[Provided data — start]
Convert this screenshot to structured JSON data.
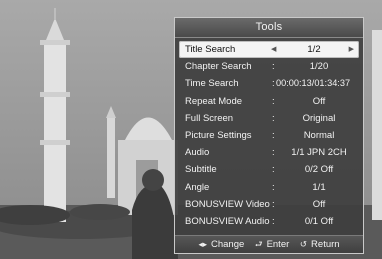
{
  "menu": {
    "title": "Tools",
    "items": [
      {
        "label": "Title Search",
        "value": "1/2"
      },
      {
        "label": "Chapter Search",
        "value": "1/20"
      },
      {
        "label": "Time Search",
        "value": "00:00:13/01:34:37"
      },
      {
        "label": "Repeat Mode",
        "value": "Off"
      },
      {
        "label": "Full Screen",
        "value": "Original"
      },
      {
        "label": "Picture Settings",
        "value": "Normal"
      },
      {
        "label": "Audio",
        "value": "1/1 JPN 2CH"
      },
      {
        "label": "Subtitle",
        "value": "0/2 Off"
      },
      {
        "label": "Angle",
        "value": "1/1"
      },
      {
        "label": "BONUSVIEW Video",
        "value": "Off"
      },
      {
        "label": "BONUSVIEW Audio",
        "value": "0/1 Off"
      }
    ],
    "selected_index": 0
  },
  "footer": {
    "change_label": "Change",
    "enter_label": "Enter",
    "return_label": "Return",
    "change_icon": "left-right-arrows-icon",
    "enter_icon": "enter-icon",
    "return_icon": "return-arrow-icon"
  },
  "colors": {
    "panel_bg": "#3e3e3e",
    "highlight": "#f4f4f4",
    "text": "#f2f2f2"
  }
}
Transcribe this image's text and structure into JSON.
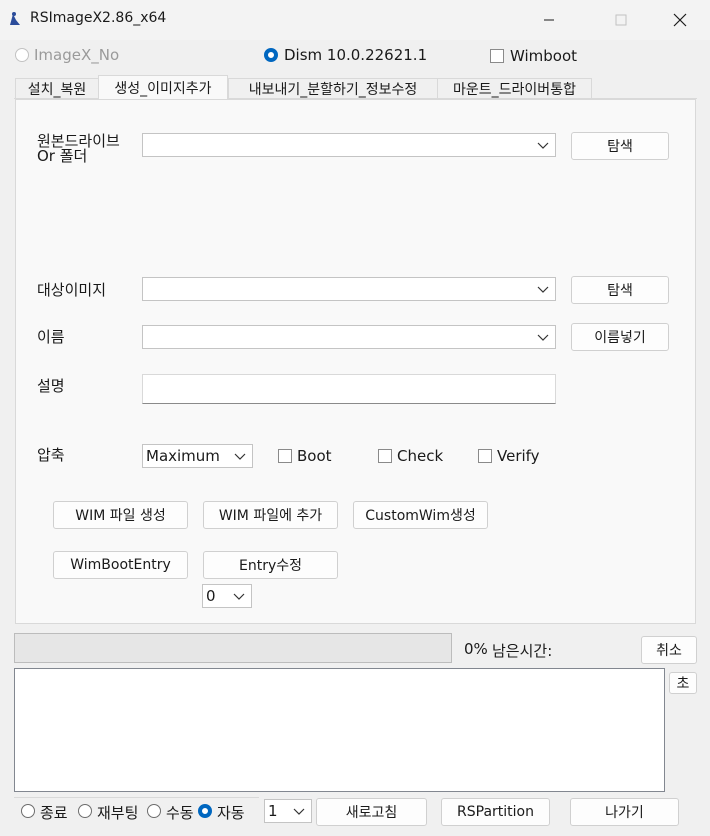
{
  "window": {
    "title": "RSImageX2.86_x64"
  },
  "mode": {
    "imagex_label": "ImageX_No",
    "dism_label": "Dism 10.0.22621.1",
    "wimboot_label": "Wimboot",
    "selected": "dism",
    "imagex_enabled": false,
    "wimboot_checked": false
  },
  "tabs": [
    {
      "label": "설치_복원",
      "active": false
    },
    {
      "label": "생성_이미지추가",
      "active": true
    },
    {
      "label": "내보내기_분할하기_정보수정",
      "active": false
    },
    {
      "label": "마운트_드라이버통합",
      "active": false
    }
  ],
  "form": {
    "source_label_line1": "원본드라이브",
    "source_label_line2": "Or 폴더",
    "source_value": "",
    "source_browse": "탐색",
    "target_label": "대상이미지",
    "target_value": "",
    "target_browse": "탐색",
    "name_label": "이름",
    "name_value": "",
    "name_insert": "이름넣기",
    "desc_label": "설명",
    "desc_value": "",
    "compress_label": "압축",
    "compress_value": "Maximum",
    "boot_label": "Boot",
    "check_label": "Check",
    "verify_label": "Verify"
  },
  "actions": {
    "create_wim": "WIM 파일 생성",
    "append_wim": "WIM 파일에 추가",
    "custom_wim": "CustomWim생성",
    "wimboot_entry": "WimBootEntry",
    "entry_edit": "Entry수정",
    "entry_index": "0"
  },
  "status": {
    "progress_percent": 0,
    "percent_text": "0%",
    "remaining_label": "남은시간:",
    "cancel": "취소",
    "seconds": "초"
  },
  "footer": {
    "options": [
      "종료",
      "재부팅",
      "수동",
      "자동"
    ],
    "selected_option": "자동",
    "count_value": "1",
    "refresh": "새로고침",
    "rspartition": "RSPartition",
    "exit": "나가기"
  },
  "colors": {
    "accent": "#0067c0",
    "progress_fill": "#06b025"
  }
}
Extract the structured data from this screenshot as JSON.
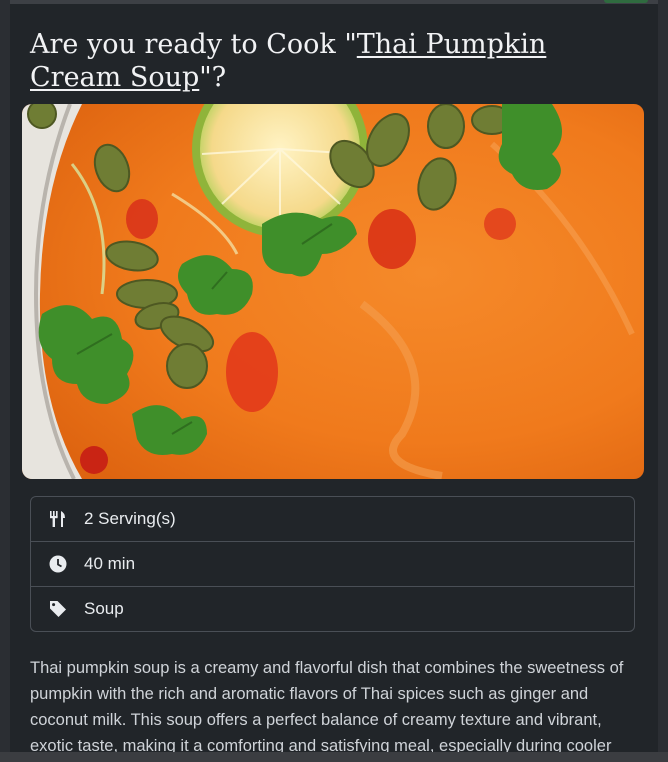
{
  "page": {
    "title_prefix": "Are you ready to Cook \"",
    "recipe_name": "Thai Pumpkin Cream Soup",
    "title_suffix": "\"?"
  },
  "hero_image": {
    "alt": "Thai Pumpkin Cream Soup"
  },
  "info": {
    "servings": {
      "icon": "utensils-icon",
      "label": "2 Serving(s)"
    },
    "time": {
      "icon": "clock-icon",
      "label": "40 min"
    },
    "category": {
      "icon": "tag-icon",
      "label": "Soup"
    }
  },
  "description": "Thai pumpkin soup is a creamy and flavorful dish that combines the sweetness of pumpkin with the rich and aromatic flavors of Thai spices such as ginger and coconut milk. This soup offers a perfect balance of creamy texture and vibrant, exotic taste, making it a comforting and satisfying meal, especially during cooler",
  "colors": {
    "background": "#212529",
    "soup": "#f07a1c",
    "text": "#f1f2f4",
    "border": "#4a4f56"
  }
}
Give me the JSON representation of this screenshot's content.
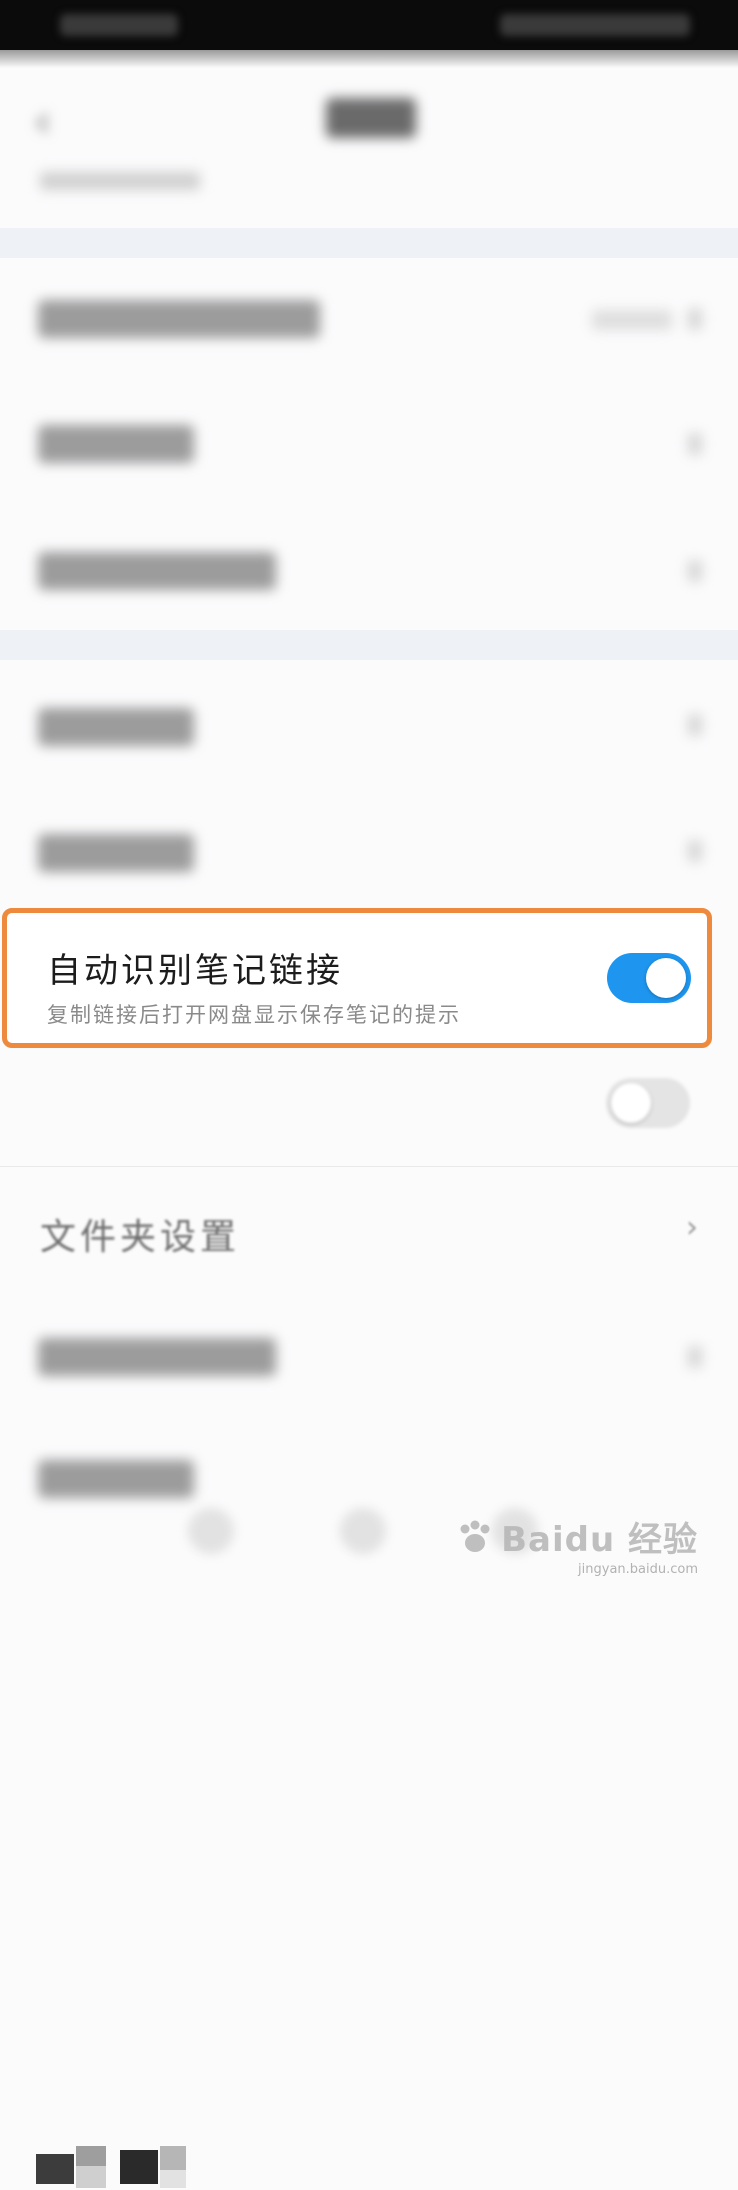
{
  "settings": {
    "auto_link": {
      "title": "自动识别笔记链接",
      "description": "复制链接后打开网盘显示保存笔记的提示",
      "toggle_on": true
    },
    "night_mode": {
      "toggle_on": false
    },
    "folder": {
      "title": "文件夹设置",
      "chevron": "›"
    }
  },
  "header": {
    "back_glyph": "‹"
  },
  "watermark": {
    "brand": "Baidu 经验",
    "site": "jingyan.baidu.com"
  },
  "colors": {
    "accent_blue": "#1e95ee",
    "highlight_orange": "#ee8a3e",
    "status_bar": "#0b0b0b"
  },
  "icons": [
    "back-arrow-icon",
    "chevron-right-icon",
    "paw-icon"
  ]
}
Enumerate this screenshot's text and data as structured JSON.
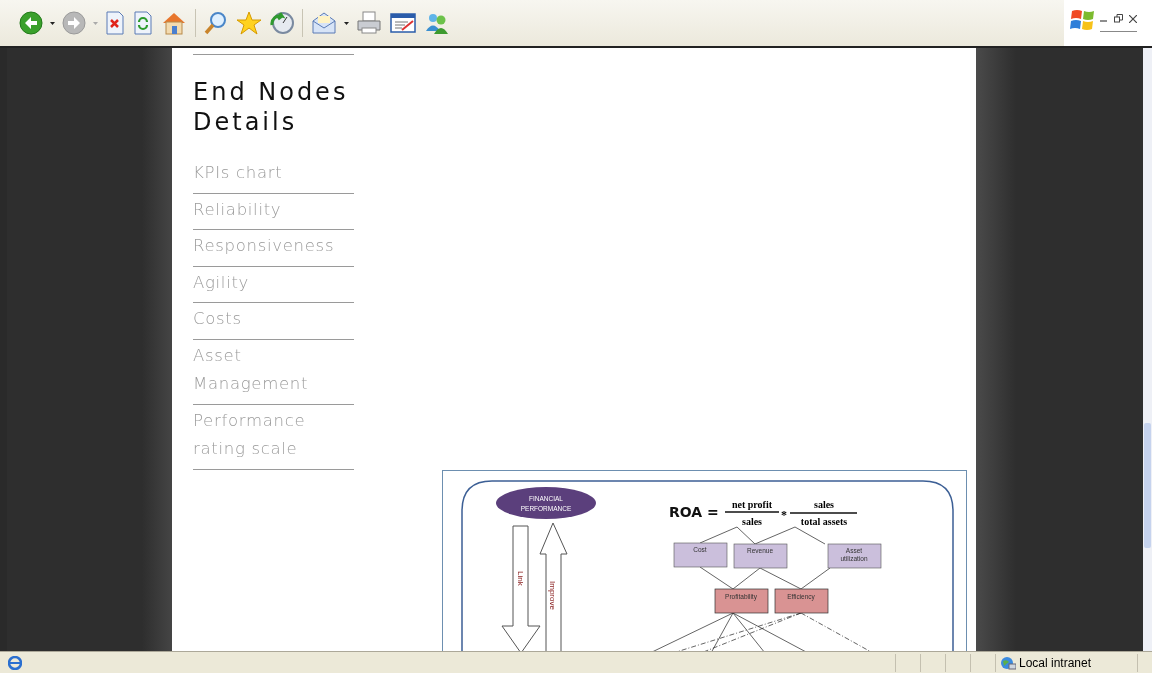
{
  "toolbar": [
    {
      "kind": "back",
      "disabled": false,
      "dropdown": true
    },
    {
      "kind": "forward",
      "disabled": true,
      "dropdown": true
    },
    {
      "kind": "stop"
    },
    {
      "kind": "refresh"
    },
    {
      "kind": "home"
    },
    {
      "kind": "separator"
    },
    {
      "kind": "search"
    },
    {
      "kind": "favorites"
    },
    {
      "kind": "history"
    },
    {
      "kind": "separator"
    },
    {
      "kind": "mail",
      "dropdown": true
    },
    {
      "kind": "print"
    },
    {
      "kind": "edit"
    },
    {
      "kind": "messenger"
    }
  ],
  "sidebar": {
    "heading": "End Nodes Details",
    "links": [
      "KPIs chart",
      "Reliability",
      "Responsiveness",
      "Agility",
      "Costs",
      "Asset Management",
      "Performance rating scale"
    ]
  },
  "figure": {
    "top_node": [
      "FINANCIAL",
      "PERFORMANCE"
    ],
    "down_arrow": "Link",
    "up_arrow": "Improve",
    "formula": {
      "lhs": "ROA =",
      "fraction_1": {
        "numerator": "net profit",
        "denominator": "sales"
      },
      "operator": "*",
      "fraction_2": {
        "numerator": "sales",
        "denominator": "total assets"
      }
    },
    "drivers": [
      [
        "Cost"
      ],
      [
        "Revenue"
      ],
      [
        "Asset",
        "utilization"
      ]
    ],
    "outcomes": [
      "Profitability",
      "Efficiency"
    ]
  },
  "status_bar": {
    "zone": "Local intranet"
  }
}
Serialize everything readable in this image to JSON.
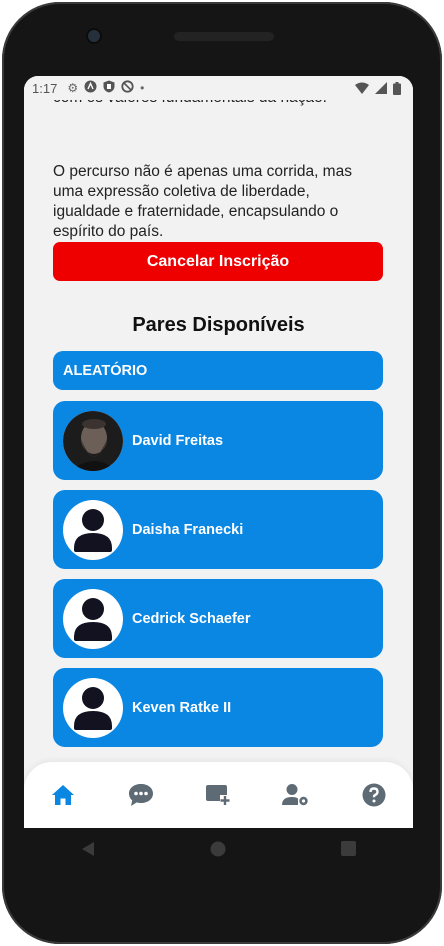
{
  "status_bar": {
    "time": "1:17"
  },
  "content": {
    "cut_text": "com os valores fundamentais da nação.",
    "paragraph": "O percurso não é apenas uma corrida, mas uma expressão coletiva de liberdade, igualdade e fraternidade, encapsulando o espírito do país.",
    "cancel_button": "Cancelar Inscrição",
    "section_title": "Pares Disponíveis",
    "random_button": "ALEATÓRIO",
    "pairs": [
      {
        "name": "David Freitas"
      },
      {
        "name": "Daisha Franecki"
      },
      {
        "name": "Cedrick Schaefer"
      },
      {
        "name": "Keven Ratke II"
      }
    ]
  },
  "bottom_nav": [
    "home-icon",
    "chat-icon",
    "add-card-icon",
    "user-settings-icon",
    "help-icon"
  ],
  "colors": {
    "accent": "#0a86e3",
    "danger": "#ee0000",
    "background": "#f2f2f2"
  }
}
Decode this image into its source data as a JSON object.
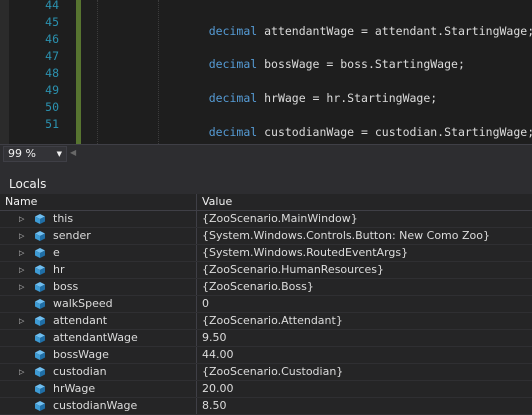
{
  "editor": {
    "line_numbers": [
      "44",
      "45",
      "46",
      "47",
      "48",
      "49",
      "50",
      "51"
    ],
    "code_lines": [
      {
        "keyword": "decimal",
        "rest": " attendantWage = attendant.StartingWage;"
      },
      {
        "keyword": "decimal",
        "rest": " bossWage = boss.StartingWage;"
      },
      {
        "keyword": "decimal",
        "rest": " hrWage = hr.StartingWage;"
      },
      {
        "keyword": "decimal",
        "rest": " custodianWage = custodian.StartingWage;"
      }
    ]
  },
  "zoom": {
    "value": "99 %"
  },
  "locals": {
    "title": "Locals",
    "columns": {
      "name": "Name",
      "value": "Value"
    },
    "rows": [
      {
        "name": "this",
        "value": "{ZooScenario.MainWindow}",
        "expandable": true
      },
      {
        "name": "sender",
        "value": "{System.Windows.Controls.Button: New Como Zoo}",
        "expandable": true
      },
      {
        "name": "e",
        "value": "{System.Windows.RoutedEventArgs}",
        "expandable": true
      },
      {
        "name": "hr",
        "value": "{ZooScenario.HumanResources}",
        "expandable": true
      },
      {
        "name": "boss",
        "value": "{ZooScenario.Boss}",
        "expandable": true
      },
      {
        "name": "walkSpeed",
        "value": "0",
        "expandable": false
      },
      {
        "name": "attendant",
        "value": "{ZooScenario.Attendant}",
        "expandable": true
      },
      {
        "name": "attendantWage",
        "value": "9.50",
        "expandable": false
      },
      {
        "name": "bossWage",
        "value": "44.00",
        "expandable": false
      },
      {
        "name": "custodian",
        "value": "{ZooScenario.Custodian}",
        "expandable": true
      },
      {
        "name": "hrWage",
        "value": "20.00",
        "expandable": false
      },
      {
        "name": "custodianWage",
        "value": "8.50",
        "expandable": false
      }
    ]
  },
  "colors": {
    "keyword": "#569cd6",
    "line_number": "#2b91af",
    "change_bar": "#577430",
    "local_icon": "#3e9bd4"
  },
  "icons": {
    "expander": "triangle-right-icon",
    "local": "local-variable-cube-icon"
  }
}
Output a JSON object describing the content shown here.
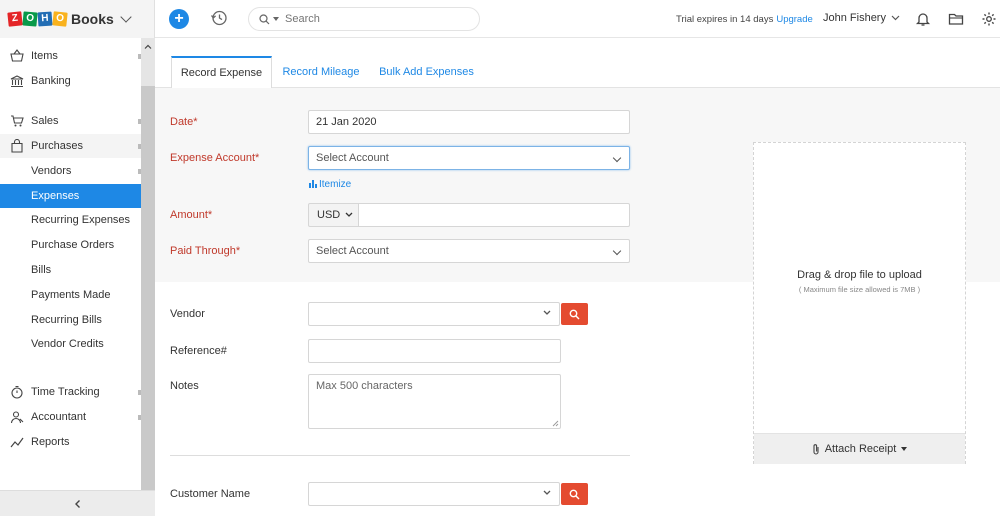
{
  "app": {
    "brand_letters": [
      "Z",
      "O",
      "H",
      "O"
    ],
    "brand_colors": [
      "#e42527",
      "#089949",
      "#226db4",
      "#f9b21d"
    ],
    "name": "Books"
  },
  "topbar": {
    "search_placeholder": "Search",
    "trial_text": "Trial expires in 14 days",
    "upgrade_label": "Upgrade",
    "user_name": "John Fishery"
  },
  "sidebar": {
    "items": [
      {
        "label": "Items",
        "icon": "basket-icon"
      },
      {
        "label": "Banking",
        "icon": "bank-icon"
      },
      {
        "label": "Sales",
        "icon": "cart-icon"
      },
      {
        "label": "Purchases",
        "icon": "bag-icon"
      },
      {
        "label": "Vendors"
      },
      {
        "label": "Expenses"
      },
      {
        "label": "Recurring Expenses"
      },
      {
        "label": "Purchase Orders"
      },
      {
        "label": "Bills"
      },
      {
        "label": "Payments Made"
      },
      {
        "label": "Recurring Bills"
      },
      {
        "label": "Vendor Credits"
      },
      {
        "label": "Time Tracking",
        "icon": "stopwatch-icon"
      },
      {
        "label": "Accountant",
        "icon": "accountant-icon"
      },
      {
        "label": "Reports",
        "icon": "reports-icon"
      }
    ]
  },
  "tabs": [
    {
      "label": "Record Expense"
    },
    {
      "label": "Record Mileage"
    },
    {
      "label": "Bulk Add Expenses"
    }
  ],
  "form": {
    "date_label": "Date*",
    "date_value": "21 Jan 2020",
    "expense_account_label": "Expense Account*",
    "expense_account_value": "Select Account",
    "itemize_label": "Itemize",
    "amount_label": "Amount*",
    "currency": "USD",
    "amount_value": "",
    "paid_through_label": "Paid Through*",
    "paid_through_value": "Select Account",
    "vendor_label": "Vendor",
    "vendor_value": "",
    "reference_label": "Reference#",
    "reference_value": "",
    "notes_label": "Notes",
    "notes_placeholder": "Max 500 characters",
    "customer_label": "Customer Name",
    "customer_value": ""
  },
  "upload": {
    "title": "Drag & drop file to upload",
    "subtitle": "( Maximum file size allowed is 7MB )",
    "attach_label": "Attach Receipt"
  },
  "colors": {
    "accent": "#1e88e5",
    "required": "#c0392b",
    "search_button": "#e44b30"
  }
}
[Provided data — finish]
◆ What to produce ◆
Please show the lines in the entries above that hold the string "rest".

◆ Response box ◆
        "rest": " attendantWage = attendant.StartingWage;"
        "rest": " bossWage = boss.StartingWage;"
        "rest": " hrWage = hr.StartingWage;"
        "rest": " custodianWage = custodian.StartingWage;"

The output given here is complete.